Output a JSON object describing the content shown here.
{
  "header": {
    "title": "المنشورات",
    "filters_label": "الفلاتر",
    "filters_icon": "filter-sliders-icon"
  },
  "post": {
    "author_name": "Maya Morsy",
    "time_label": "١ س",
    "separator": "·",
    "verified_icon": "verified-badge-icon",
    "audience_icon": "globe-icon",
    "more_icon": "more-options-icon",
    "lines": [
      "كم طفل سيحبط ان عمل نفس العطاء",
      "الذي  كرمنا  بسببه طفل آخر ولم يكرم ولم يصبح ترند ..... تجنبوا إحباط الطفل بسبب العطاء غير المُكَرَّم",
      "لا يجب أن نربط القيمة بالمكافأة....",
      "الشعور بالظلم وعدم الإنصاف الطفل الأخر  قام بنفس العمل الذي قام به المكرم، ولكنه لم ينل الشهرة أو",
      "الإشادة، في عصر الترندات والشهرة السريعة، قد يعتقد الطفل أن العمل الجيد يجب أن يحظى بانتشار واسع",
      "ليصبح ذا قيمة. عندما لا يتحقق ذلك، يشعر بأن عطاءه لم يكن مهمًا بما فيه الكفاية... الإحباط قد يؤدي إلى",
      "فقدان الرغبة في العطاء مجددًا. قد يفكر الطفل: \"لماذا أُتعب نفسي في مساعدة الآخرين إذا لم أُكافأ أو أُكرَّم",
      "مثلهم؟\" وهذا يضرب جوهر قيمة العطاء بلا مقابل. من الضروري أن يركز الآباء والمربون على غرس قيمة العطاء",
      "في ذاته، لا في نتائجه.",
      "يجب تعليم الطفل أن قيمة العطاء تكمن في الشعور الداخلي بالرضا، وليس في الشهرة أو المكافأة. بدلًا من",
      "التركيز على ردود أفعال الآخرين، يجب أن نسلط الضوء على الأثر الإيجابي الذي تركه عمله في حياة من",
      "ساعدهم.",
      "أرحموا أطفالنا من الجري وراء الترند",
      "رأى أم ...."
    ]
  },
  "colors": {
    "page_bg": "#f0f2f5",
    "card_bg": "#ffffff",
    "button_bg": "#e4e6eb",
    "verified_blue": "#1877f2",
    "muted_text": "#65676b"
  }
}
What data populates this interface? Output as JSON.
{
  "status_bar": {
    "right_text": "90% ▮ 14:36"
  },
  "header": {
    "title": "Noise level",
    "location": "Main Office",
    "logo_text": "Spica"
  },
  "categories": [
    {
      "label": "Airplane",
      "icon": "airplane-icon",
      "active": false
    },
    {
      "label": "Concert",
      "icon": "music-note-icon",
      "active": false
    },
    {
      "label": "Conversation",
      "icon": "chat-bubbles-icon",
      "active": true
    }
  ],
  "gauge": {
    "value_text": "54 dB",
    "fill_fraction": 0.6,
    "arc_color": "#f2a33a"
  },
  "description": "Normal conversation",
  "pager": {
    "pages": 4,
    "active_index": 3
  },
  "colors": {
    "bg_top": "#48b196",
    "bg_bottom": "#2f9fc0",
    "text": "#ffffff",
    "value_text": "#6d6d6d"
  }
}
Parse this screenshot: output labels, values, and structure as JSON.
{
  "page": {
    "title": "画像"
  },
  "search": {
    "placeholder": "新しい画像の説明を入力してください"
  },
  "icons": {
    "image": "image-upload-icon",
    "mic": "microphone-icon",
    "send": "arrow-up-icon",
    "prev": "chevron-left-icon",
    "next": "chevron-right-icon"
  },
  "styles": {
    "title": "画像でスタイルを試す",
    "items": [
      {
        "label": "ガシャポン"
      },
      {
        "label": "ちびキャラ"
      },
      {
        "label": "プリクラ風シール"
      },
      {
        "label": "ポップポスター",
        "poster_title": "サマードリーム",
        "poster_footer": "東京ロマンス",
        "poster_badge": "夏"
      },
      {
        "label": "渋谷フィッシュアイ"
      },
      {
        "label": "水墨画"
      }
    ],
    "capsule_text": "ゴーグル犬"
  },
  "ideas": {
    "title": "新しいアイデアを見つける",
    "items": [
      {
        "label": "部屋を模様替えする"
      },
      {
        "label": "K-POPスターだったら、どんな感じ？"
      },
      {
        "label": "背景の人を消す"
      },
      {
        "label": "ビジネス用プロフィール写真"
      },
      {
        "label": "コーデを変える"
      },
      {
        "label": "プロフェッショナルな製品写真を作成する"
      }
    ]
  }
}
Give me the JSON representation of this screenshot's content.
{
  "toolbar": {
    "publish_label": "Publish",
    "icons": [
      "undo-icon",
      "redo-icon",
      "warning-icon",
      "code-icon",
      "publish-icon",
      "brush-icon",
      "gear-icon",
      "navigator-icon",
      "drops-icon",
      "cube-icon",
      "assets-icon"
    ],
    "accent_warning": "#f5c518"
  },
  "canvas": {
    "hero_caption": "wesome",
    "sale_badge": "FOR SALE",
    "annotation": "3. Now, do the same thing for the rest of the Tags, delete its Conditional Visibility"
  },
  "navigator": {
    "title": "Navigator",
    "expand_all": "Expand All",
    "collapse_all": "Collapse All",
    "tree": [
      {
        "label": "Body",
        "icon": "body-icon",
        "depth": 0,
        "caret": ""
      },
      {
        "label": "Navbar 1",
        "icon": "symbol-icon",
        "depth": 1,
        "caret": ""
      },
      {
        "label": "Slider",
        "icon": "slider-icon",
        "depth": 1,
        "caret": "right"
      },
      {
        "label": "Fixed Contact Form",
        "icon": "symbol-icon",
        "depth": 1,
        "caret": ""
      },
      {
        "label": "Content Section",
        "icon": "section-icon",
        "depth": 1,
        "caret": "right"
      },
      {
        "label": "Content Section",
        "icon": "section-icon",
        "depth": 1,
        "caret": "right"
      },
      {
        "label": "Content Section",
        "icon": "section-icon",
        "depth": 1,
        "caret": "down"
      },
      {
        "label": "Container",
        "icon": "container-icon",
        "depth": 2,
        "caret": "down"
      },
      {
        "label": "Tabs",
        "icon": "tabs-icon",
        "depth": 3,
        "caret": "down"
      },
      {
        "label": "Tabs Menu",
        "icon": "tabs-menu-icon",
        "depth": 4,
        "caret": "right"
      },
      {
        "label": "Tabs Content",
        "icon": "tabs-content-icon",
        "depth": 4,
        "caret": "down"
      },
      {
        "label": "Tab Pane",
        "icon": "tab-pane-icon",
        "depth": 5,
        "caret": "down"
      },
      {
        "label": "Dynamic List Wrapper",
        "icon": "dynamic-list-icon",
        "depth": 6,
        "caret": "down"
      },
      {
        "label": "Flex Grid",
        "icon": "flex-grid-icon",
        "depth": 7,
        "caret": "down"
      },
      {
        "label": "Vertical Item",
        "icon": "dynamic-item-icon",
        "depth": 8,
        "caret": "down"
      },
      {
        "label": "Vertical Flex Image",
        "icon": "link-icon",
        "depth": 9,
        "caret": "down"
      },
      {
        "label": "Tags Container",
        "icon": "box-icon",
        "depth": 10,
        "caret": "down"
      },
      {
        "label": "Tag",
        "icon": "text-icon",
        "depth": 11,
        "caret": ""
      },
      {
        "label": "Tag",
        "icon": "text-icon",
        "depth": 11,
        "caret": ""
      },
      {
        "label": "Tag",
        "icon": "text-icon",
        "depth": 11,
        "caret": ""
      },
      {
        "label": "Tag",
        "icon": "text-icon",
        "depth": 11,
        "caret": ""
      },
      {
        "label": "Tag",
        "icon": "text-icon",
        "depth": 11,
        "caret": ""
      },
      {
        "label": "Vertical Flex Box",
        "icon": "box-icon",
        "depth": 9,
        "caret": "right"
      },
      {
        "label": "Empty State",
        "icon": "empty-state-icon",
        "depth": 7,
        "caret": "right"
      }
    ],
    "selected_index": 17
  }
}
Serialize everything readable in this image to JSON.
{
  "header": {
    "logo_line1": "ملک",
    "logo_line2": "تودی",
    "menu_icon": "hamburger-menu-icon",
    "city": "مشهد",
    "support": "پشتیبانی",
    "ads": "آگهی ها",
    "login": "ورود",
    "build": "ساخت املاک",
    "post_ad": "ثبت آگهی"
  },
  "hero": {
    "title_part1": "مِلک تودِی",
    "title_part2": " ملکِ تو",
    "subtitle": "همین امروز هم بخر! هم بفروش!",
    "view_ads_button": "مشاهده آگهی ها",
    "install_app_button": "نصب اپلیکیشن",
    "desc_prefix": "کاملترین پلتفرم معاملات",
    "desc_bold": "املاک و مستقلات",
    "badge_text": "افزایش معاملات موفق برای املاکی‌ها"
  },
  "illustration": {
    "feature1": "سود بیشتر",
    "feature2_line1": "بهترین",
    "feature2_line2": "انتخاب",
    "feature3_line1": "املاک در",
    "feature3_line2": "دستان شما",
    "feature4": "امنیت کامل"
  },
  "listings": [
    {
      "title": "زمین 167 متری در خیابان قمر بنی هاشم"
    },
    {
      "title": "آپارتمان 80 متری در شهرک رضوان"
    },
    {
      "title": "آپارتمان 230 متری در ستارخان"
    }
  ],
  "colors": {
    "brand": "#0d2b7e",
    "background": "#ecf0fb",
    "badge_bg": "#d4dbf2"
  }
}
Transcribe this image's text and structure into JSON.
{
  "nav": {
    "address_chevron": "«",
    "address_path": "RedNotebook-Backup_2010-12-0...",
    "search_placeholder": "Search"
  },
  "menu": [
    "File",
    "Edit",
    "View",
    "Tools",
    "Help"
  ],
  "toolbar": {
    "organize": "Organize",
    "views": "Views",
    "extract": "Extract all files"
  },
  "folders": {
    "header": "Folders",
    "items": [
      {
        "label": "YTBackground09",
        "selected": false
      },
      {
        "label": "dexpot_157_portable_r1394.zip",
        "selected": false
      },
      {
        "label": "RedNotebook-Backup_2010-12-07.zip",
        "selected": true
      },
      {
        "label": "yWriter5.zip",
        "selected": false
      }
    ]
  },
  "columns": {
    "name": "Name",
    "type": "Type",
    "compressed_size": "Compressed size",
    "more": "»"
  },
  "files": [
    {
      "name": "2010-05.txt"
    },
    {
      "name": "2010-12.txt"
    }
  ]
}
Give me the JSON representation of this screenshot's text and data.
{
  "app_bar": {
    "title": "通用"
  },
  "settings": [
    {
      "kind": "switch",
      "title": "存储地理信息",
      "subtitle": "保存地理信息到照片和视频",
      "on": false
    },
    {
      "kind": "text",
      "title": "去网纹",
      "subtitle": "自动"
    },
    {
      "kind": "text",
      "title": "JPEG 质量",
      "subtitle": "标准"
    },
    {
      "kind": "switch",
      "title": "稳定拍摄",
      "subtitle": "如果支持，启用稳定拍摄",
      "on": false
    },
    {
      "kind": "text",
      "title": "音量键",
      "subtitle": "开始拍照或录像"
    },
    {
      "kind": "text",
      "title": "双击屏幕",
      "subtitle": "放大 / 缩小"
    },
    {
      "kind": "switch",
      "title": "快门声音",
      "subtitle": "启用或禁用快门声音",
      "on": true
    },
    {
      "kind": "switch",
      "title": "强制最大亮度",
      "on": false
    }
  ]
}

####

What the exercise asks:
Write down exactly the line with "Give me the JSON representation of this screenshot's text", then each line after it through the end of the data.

Answer for the task:
Give me the JSON representation of this screenshot's text and data.
{
  "app_bar": {
    "title": "通用"
  },
  "settings": [
    {
      "kind": "switch",
      "title": "存储地理信息",
      "subtitle": "保存地理信息到照片和视频",
      "on": false
    },
    {
      "kind": "text",
      "title": "去网纹",
      "subtitle": "自动"
    },
    {
      "kind": "text",
      "title": "JPEG 质量",
      "subtitle": "标准"
    },
    {
      "kind": "switch",
      "title": "稳定拍摄",
      "subtitle": "如果支持，启用稳定拍摄",
      "on": false
    },
    {
      "kind": "text",
      "title": "音量键",
      "subtitle": "开始拍照或录像"
    },
    {
      "kind": "text",
      "title": "双击屏幕",
      "subtitle": "放大 / 缩小"
    },
    {
      "kind": "switch",
      "title": "快门声音",
      "subtitle": "启用或禁用快门声音",
      "on": true
    },
    {
      "kind": "switch",
      "title": "强制最大亮度",
      "on": false
    }
  ]
}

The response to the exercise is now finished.